Sander Wassink, a Dutch artist, shines a light on the often-overlooked. He transforms discarded objects and crumbling structures, challenging our perceptions of beauty and value with stories of hidden beauty he creates. Infusing life into remnants and half-formed artifacts, he reveals the latent splendor in what’s been forgotten.
Wassink’s method, a stark contrast to modern design’s rigidity, captures our dynamic interactions with space. His projects draw inspiration from organically evolved communities. As a result, they blur the lines between architecture and artifact, as well as the private and the public. His art engages us in a conversation to discover the subtle beauty that surrounds us.

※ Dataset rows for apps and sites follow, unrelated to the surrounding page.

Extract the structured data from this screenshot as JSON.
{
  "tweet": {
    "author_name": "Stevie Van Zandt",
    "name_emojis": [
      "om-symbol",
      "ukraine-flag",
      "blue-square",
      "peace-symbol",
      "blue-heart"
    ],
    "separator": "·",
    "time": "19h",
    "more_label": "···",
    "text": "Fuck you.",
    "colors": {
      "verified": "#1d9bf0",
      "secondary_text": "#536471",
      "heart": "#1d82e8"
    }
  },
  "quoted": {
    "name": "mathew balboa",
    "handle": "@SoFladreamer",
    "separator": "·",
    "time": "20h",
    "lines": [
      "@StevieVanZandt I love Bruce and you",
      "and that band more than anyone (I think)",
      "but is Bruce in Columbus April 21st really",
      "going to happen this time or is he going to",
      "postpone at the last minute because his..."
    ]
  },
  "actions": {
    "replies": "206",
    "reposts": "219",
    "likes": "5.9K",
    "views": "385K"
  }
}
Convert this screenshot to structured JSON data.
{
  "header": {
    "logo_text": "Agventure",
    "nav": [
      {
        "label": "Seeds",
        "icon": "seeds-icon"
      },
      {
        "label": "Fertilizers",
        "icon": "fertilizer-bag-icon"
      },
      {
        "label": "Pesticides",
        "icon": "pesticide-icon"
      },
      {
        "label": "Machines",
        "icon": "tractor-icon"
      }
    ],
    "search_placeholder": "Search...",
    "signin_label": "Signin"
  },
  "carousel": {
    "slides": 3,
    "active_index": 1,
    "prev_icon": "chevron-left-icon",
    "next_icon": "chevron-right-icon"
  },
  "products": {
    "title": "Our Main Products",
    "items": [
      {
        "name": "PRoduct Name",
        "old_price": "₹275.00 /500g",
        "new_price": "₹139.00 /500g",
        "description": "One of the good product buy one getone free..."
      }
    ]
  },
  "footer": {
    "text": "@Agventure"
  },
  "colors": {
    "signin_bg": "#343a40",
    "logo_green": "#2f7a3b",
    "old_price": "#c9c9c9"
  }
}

Having resided in Japan for over three years, Wassink’s ‘Out of Office’ exhibit at Cave Tokyo Gallery ( → ) began to take form. This process started with a bike journey from Kyoto to Tokyo, during which he collected a myriad of objects, sounds, videos, and images.

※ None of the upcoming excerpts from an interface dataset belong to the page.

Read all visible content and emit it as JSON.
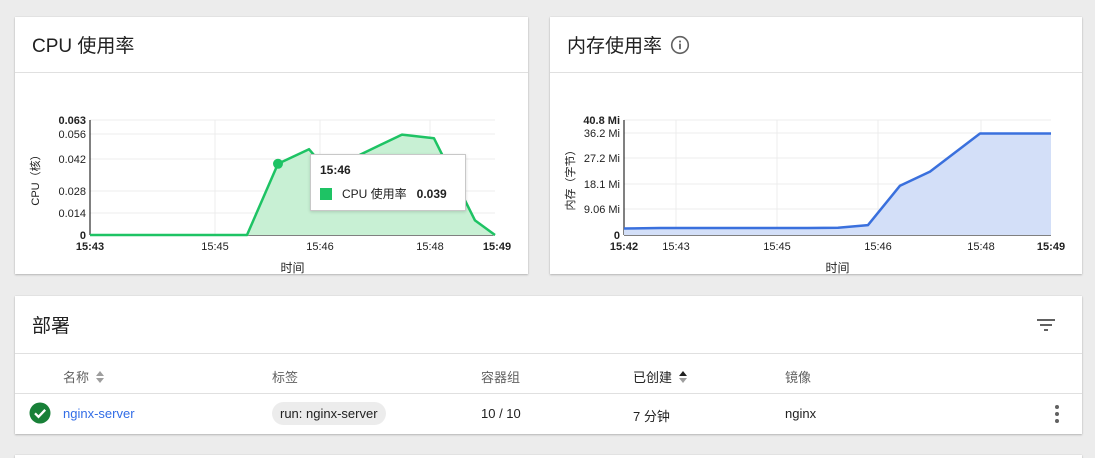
{
  "cpu_card": {
    "title": "CPU 使用率",
    "tooltip": {
      "time": "15:46",
      "series_label": "CPU 使用率",
      "value": "0.039"
    }
  },
  "mem_card": {
    "title": "内存使用率",
    "info_icon": "info-icon"
  },
  "chart_data": [
    {
      "type": "area",
      "title": "CPU 使用率",
      "xlabel": "时间",
      "ylabel": "CPU（核）",
      "ylim": [
        0,
        0.063
      ],
      "yticks": [
        "0",
        "0.014",
        "0.028",
        "0.042",
        "0.056",
        "0.063"
      ],
      "xticks": [
        "15:43",
        "15:45",
        "15:46",
        "15:48",
        "15:49"
      ],
      "x": [
        "15:43",
        "15:43:40",
        "15:44:20",
        "15:45:00",
        "15:45:20",
        "15:45:50",
        "15:46:10",
        "15:46:30",
        "15:47:00",
        "15:47:30",
        "15:47:45",
        "15:48:30",
        "15:49:00"
      ],
      "values": [
        0,
        0,
        0,
        0,
        0,
        0.039,
        0.047,
        0.027,
        0.044,
        0.055,
        0.053,
        0.008,
        0
      ],
      "color": "#1ec364",
      "fill": "#c8f0d4",
      "grid": true
    },
    {
      "type": "area",
      "title": "内存使用率",
      "xlabel": "时间",
      "ylabel": "内存（字节）",
      "ylim": [
        0,
        40.8
      ],
      "yticks": [
        "0",
        "9.06 Mi",
        "18.1 Mi",
        "27.2 Mi",
        "36.2 Mi",
        "40.8 Mi"
      ],
      "xticks": [
        "15:42",
        "15:43",
        "15:45",
        "15:46",
        "15:48",
        "15:49"
      ],
      "values": [
        2.3,
        2.5,
        2.5,
        2.5,
        2.6,
        3.5,
        17.5,
        22.5,
        36,
        36,
        36,
        36
      ],
      "color": "#3a70dd",
      "fill": "#d3dff8",
      "grid": true
    }
  ],
  "deployments": {
    "title": "部署",
    "filter_icon": "filter-icon",
    "columns": {
      "name": "名称",
      "labels": "标签",
      "pods": "容器组",
      "created": "已创建",
      "images": "镜像"
    },
    "rows": [
      {
        "status_icon": "check-circle-icon",
        "name": "nginx-server",
        "label": "run: nginx-server",
        "pods": "10 / 10",
        "created": "7 分钟",
        "image": "nginx",
        "status_color": "#188038"
      }
    ]
  }
}
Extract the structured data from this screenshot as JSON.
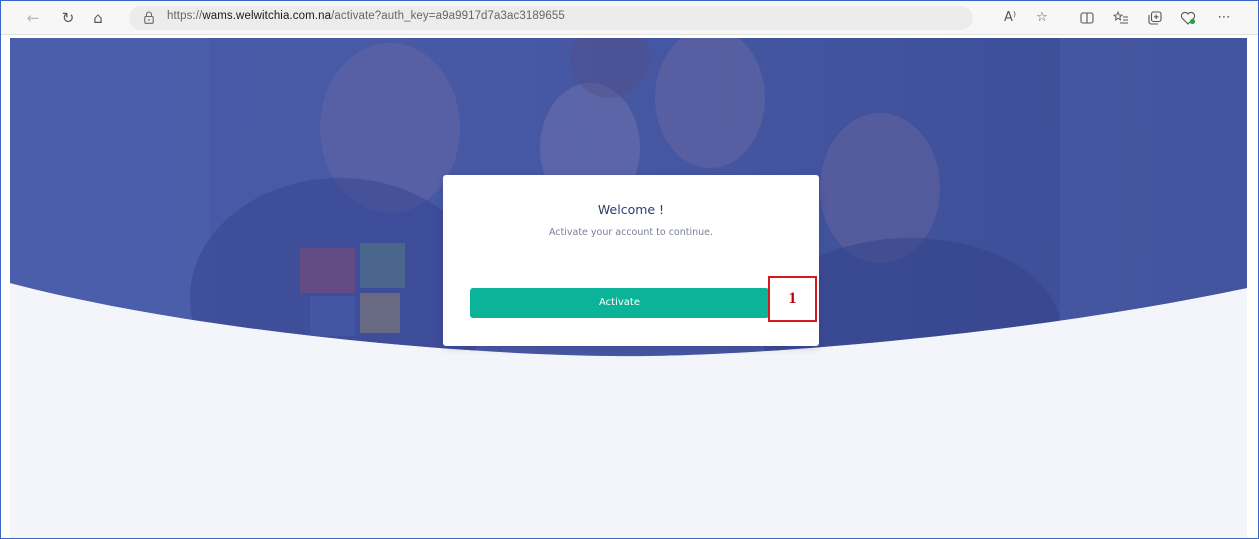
{
  "browser": {
    "url_prefix": "https://",
    "url_domain": "wams.welwitchia.com.na",
    "url_path": "/activate?auth_key=a9a9917d7a3ac3189655",
    "read_aloud_label": "A⁾"
  },
  "card": {
    "title": "Welcome !",
    "subtitle": "Activate your account to continue.",
    "activate_label": "Activate"
  },
  "annotation": {
    "step_number": "1"
  },
  "colors": {
    "accent": "#0bb399",
    "hero_overlay": "#3d4e9c",
    "page_bg": "#f4f5fa",
    "callout": "#d41a1a"
  }
}
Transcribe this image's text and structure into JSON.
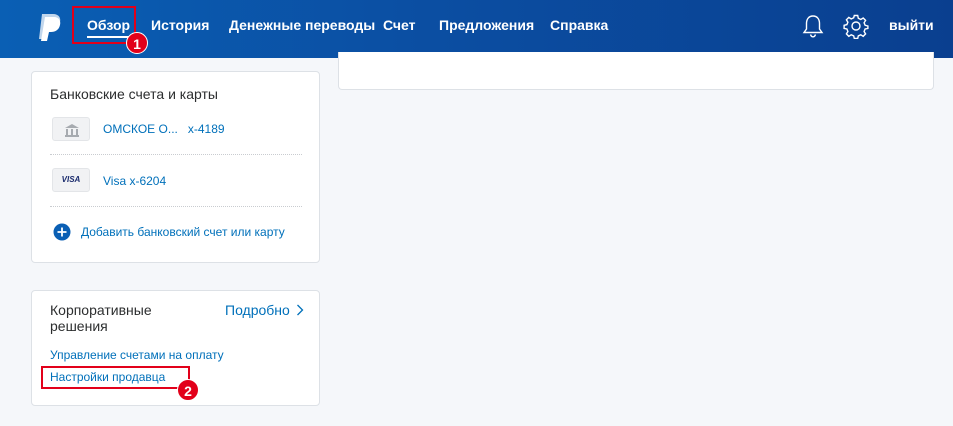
{
  "header": {
    "logo": "paypal-logo-icon",
    "nav": [
      "Обзор",
      "История",
      "Денежные переводы",
      "Счет",
      "Предложения",
      "Справка"
    ],
    "logout": "выйти",
    "icons": [
      "bell-icon",
      "gear-icon"
    ]
  },
  "annotations": {
    "one": "1",
    "two": "2"
  },
  "bank_card": {
    "title": "Банковские счета и карты",
    "accounts": [
      {
        "name": "ОМСКОЕ О...",
        "number": "x-4189",
        "icon": "bank-icon"
      },
      {
        "name": "Visa x-6204",
        "badge": "VISA",
        "icon": "visa-card-icon"
      }
    ],
    "add_link": "Добавить банковский счет или карту"
  },
  "business_card": {
    "title_line1": "Корпоративные",
    "title_line2": "решения",
    "more_link": "Подробно",
    "links": [
      "Управление счетами на оплату",
      "Настройки продавца"
    ]
  },
  "colors": {
    "header": "#0b4ea2",
    "link": "#0070ba",
    "highlight": "#e2001a"
  }
}
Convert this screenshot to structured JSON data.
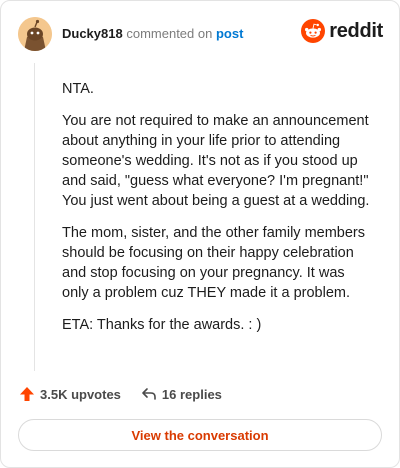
{
  "header": {
    "username": "Ducky818",
    "verb": "commented on",
    "post_link": "post",
    "logo_text": "reddit"
  },
  "comment": {
    "paragraphs": [
      "NTA.",
      "You are not required to make an announcement about anything in your life prior to attending someone's wedding. It's not as if you stood up and said, \"guess what everyone? I'm pregnant!\" You just went about being a guest at a wedding.",
      "The mom, sister, and the other family members should be focusing on their happy celebration and stop focusing on your pregnancy. It was only a problem cuz THEY made it a problem.",
      "ETA: Thanks for the awards. : )"
    ]
  },
  "actions": {
    "upvotes": "3.5K upvotes",
    "replies": "16 replies"
  },
  "cta": {
    "label": "View the conversation"
  },
  "colors": {
    "reddit_orange": "#ff4500",
    "link_blue": "#0079d3",
    "cta_text": "#d93a00"
  }
}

Striving for connection beyond the digital domain, Wassink journeyed along Kyoto’s Kamo River, curating a collection for the gallery. This project intertwines his Japanese experiences with a narrative of remote work, yielding a tangible memoir. It stands similar to a photographic essay, yet is deepened by the physicality of his efforts.
In essence, Wassink’s work explores the potential for new aesthetics within the abandoned. The installations of repurposed glass and ceramics not only serve as design pieces. They also act as narratives enriched by their history. His practice offers a refreshing alternative in a world preoccupied with the new. It steers us to appreciate the hidden charms found in the interplay between the ephemeral and the enduring. Similarly, it highlights the intimate and the communal.